Advanced Micro Devices Inc. told solution providers that selling systems based on its processors is a way for them to compete against Dell, which sells only Intel-based products.
“”We want you to sell more AMD-based systems,”” said Rich Gerlach, partner marketing manager at AMD. “”AMD as a technology
is a differentiator to Dell.””
Gerlach made these comments to solution providers during AMD’s keynote address, kicking off this year’s CompTIA Canada’s Solution Provider Breakaway conference here. The 3-day conference attracted approximately 140 solution providers and vendors including Alternative Technology Inc., Phoenix Technologies Ltd. and Computer Associates International.
Ida Pereira, president and COO of Globalmaxx Technologies, said she never sees technology as a differentiator.
“”Technology is evolving, ongoing,”” said Pereira, who left Infinity Technologies to head up Globalmaxx in April. “”The differentiator is what’s new. Sooner or later (technology) commoditizes. We see AMD as an alternative and option.””
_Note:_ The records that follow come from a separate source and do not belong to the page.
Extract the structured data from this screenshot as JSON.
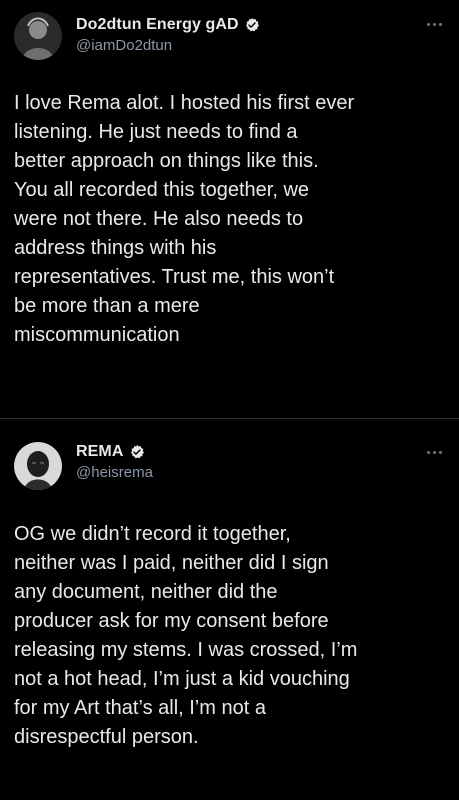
{
  "colors": {
    "background": "#000000",
    "text_primary": "#e7e9ea",
    "text_secondary": "#8b98a5",
    "divider": "#2f3336",
    "verified_badge": "#e7e9ea"
  },
  "tweets": [
    {
      "avatar_icon": "user-photo-avatar",
      "display_name": "Do2dtun Energy gAD",
      "handle": "@iamDo2dtun",
      "verified_icon": "verified-badge-icon",
      "more_icon": "more-options-icon",
      "text_lines": [
        "I love Rema alot. I hosted his first ever",
        "listening. He just needs to find a",
        "better approach on things like this.",
        "You all recorded this together, we",
        "were not there. He also needs to",
        "address things with his",
        "representatives. Trust me, this won’t",
        "be more than a mere",
        "miscommunication"
      ]
    },
    {
      "avatar_icon": "user-photo-avatar",
      "display_name": "REMA",
      "handle": "@heisrema",
      "verified_icon": "verified-badge-icon",
      "more_icon": "more-options-icon",
      "text_lines": [
        "OG we didn’t record it together,",
        "neither was I paid, neither did I sign",
        "any document, neither did the",
        "producer ask for my consent before",
        "releasing my stems. I was crossed, I’m",
        "not a hot head, I’m just a kid vouching",
        "for my Art that’s all, I’m not a",
        "disrespectful person."
      ]
    }
  ]
}
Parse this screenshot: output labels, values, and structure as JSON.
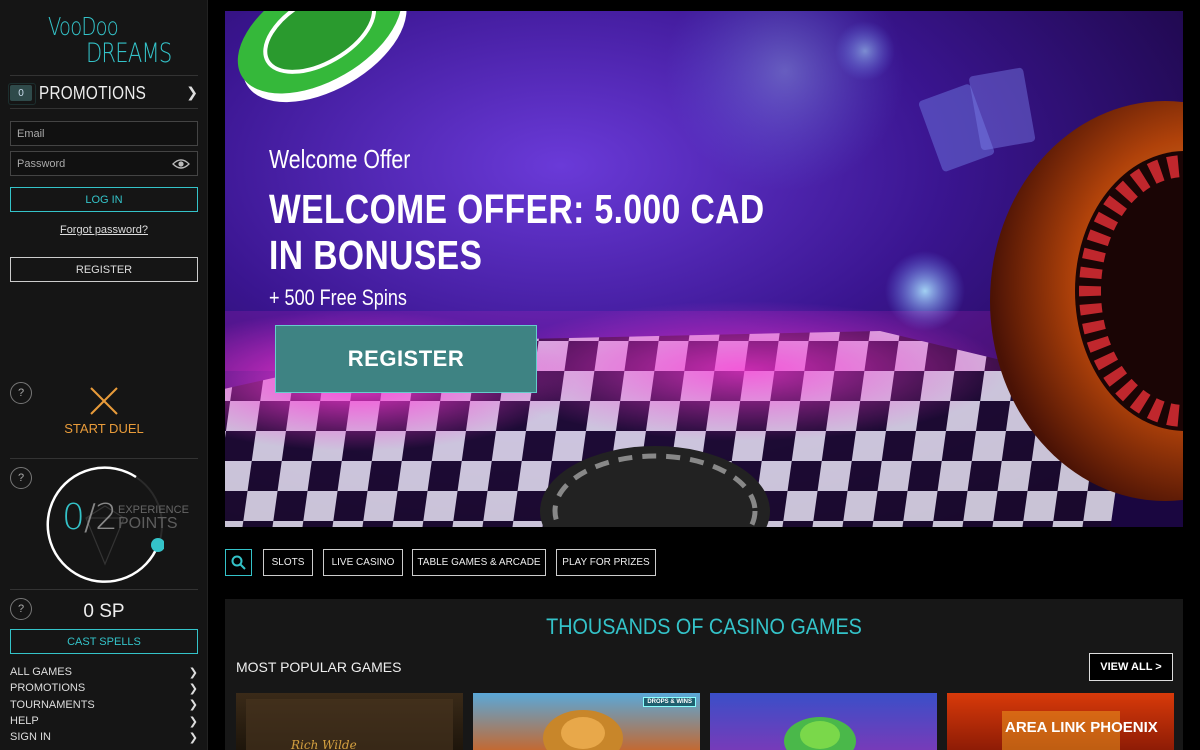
{
  "brand": {
    "logo_line1": "VooDoo",
    "logo_line2": "DREAMS",
    "accent": "#34c3c9"
  },
  "sidebar": {
    "promotions": {
      "count": "0",
      "label": "PROMOTIONS"
    },
    "login": {
      "email_placeholder": "Email",
      "password_placeholder": "Password",
      "login_label": "LOG IN",
      "forgot_label": "Forgot password?",
      "register_label": "REGISTER"
    },
    "duel": {
      "help": "?",
      "label": "START DUEL"
    },
    "experience": {
      "help": "?",
      "current": "0",
      "slash": "/",
      "target": "2",
      "label_line1": "EXPERIENCE",
      "label_line2": "POINTS"
    },
    "spells": {
      "help": "?",
      "sp_value": "0 SP",
      "cast_label": "CAST SPELLS"
    },
    "nav": [
      {
        "label": "ALL GAMES"
      },
      {
        "label": "PROMOTIONS"
      },
      {
        "label": "TOURNAMENTS"
      },
      {
        "label": "HELP"
      },
      {
        "label": "SIGN IN"
      }
    ]
  },
  "hero": {
    "subtitle": "Welcome Offer",
    "title_line1": "WELCOME OFFER: 5.000 CAD",
    "title_line2": "IN BONUSES",
    "spins": "+ 500 Free Spins",
    "cta": "REGISTER"
  },
  "categories": [
    {
      "label": "SLOTS"
    },
    {
      "label": "LIVE CASINO"
    },
    {
      "label": "TABLE GAMES & ARCADE"
    },
    {
      "label": "PLAY FOR PRIZES"
    }
  ],
  "games": {
    "heading": "THOUSANDS OF CASINO GAMES",
    "section_label": "MOST POPULAR GAMES",
    "view_all": "VIEW ALL  >",
    "thumbs": [
      {
        "tag": "",
        "caption": ""
      },
      {
        "tag": "DROPS & WINS",
        "caption": ""
      },
      {
        "tag": "",
        "caption": ""
      },
      {
        "tag": "",
        "caption": "AREA LINK PHOENIX"
      }
    ]
  }
}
Partnering is one of the main themes at this year’s conference. On Sunday evening’s state of the market address, vendors stressed to solution providers the importance of working with each other to deliver complete solutions to the marketplace. Panelists included Mark Steiman, regional director, Canada, at Alternative Technologies, Kelley Bush, vice-president and GM at Interwork Technologies, Chris Devlin, vice-president of channel sales at Computer Associates, and Rick Gray, director of sales and strategic alliances at Decision One.
David Chow, president of Stoneworks Technologies Inc., an Ottawa-based firm that sells HP and Sun-based solutions, said he has leveraged his partnership with Access Distribution to find other partners to work with.
“”(Access) sees companies with good ethics,”” said Chow. “”They want to help partners grow by matching them up with each other.””
Chow, who co-founded Stoneworks, also said it’s important to set boundaries between partners in a written agreement so that each party knows what the other’s objective is.
On the vendor side, Gerlach said AMD is in the process of working with tier one companies such as IBM to leverage their partner programs to help “simplify things” for AMD partners. He didn’t provide any more details except to say that partners will see something along these lines in “”the coming weeks and months.””
Gerlach said benefits of being an AMD partner include a “”solid price performance message”” and the ability to build services on top of its products.
“”We have build-your-own type of partner all the way up to fully-configured systems,”” he said, adding that IBM, Hewlett Packard and Sun Microsystems Inc. are loyal AMD customers.
AMD’s 100, 200 and 800 series processors run on IBM’s eServer e326 2P/1U server, server cluster 1350, and IntelliStation A Pro Workstation; HP’s DL 585 4U/4P server, DL145 1U/2P server, and LC cluster series; and Sun’s V20Z 1U/2P server and V40Z 4U/4P server.
Paul Matthews, account executive of Xwave Corp. said he was surprised to learn prior to attending this conference that HP and IBM are putting AMD processors in their servers. He added, however, that he would like more information on how Xwave could benefit from partnering with AMD.
“”I’m not sure how (AMD) can help you,”” said Matthews. “”(AMD) is still in its infancy to compete against Dell.””
He also said that as AMD moves forward, it is becoming more and more of a viable alternative to Intel. “”Intel has slipped with their roadmap lately,”” said Matthews.
Globalmaxx, an IBM shop, said it is looking to AMD as an alternative to Intel as well.
“”AMD is coming out full force. We’re an IBM shop but we’re keeping our eye on AMD,”” said Pereira, adding that AMD has been growing its presence in the consumer market with its processors in HP boxes.
Pereira said IBM remains a strong Intel partner, especially on their high end systems. But she will be keeping her eye on where AMD is going with IBM.